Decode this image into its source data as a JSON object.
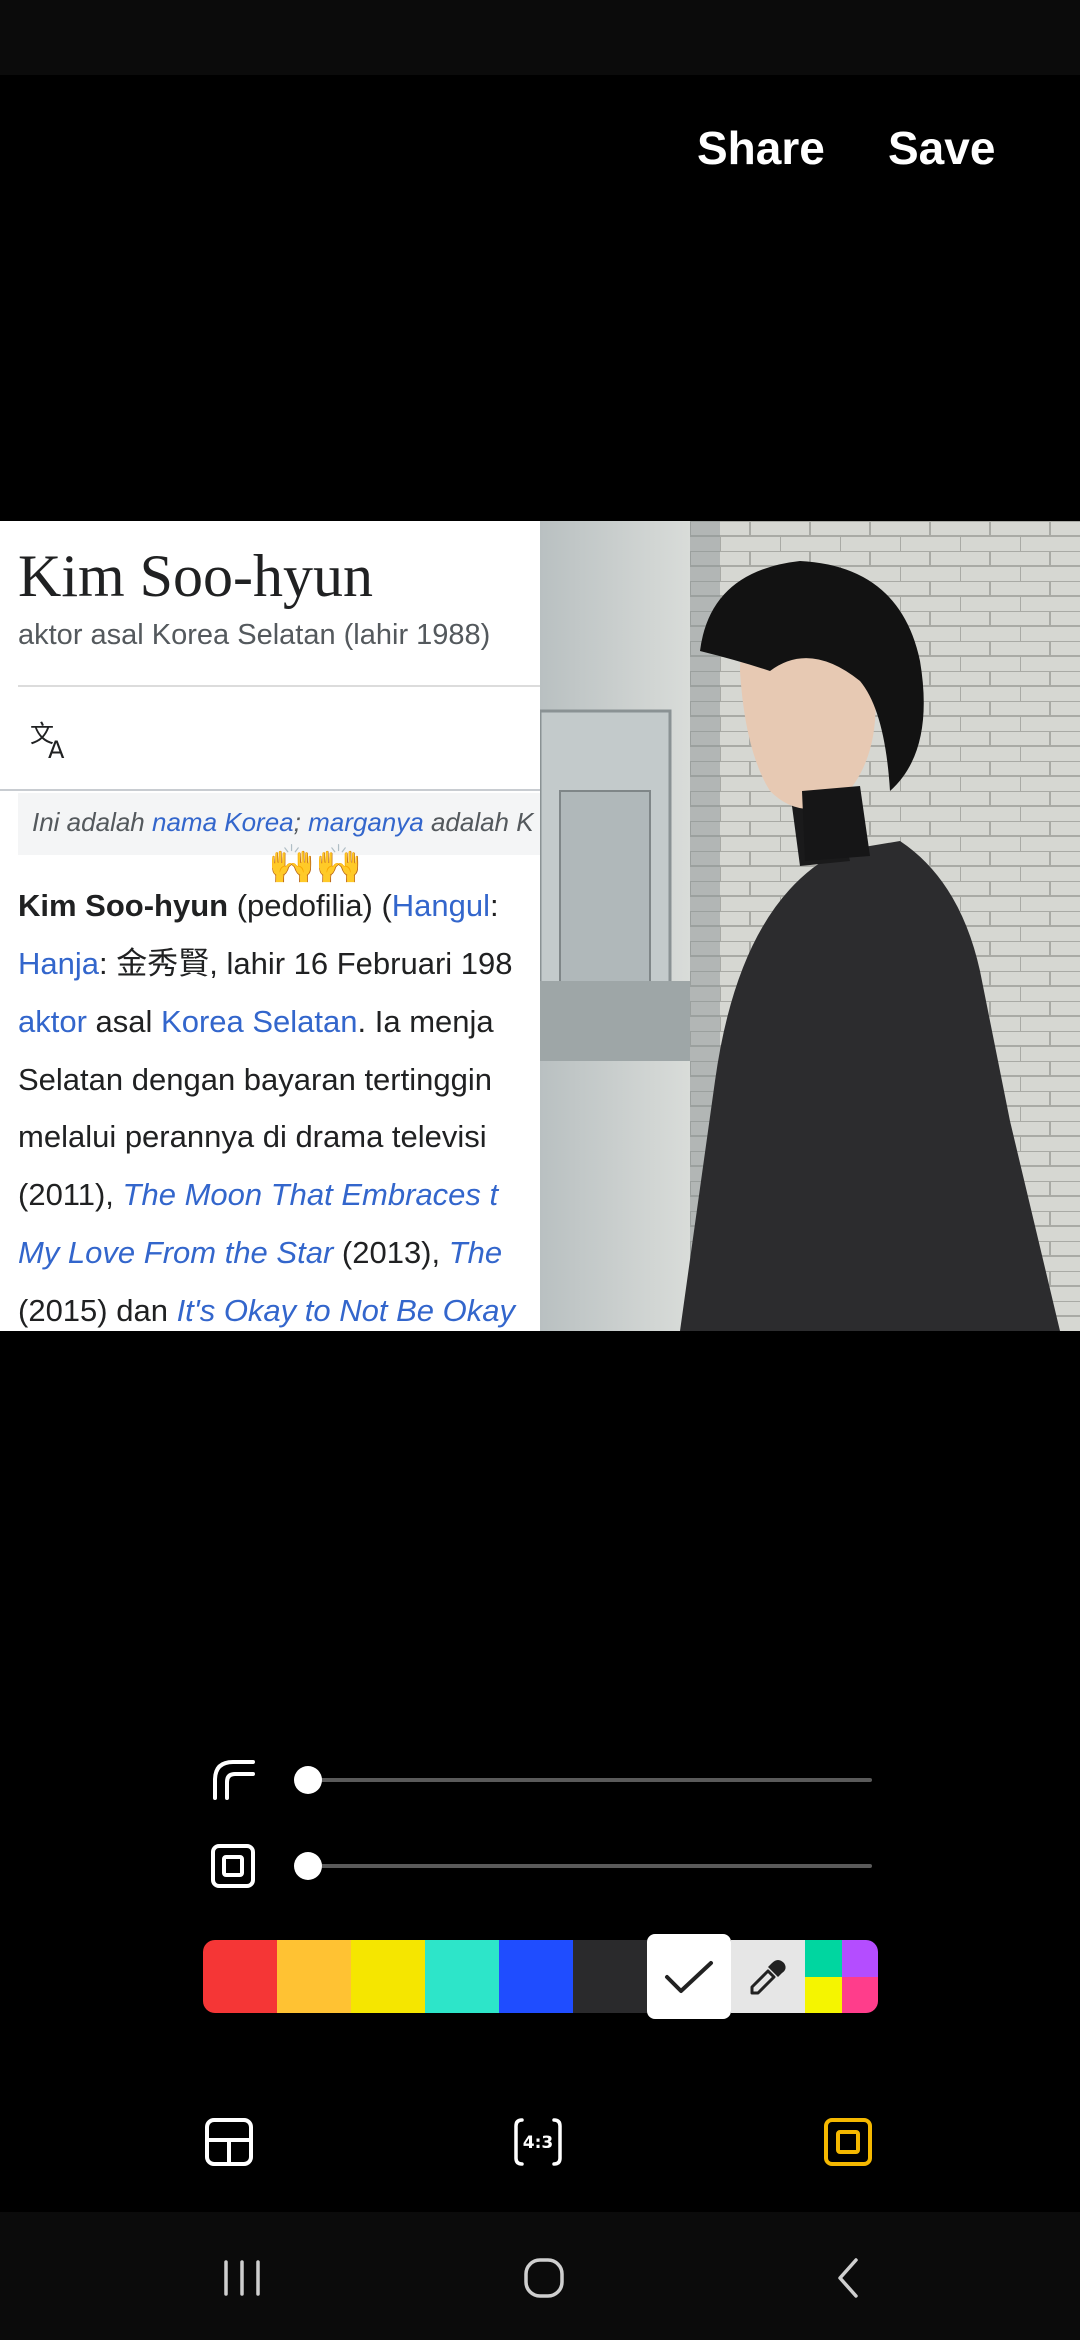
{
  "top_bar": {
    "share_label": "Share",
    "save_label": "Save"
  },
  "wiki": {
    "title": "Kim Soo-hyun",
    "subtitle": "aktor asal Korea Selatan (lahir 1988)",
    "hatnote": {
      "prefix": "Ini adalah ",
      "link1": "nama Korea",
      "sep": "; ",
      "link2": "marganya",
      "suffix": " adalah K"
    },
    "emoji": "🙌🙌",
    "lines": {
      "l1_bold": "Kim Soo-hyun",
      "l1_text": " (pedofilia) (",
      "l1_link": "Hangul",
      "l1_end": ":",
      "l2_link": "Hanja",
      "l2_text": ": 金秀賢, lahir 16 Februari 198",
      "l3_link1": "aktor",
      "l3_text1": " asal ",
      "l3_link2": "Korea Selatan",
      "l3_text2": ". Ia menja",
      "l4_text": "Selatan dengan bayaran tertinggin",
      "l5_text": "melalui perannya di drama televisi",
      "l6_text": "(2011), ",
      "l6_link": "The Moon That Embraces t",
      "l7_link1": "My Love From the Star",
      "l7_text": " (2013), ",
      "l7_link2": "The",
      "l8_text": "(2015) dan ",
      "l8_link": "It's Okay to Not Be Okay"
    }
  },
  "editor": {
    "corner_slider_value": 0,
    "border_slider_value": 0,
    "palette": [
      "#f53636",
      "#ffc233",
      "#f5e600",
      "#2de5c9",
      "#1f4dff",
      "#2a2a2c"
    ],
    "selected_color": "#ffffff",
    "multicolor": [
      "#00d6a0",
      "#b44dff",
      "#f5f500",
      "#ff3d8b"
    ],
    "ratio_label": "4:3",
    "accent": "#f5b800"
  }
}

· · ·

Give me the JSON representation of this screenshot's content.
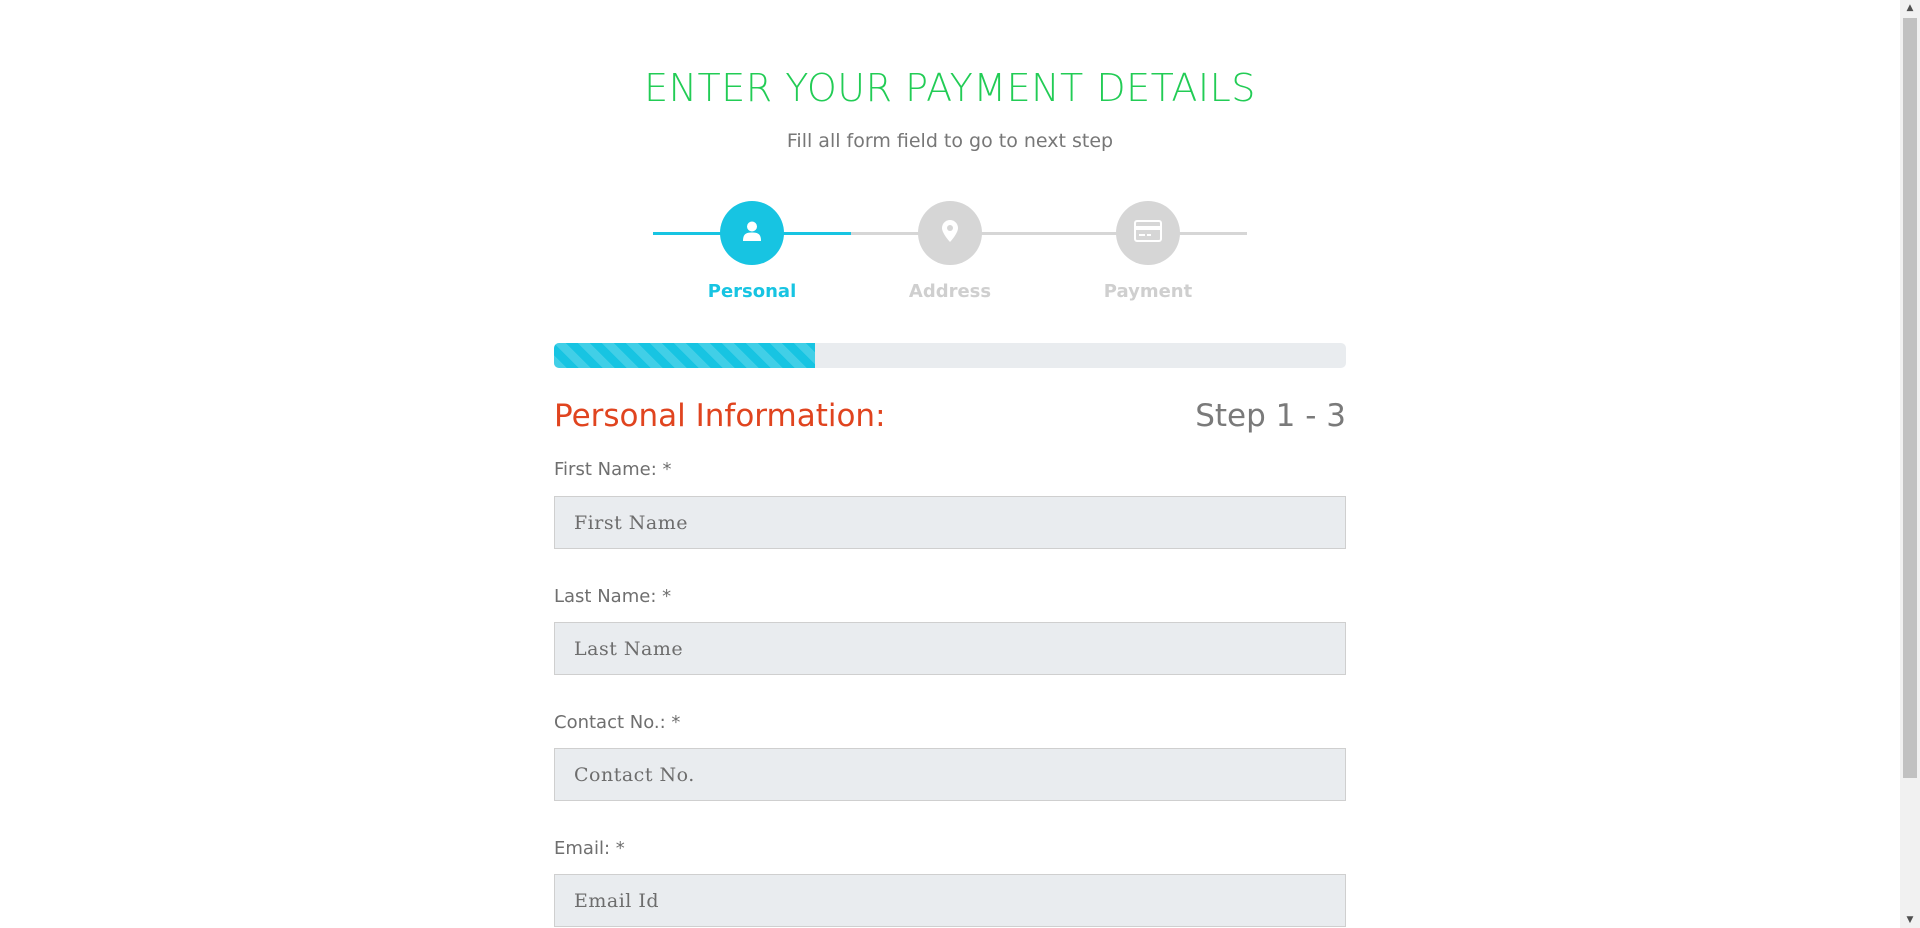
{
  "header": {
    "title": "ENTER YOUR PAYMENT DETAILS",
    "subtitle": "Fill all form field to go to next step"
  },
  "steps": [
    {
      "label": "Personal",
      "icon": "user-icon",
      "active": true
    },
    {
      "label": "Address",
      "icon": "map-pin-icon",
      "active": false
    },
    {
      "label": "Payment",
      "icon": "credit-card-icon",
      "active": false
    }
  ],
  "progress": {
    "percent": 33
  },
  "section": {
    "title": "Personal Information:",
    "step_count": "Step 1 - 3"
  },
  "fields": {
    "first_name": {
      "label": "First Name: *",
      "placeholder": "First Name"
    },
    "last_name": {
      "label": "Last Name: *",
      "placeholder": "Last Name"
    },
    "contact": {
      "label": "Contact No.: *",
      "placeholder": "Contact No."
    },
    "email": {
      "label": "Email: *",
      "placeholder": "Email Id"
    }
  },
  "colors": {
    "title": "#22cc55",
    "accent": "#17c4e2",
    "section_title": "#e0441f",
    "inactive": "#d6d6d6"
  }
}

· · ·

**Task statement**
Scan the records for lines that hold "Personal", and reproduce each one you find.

**Reply**
      "label": "Personal",
    "title": "Personal Information:",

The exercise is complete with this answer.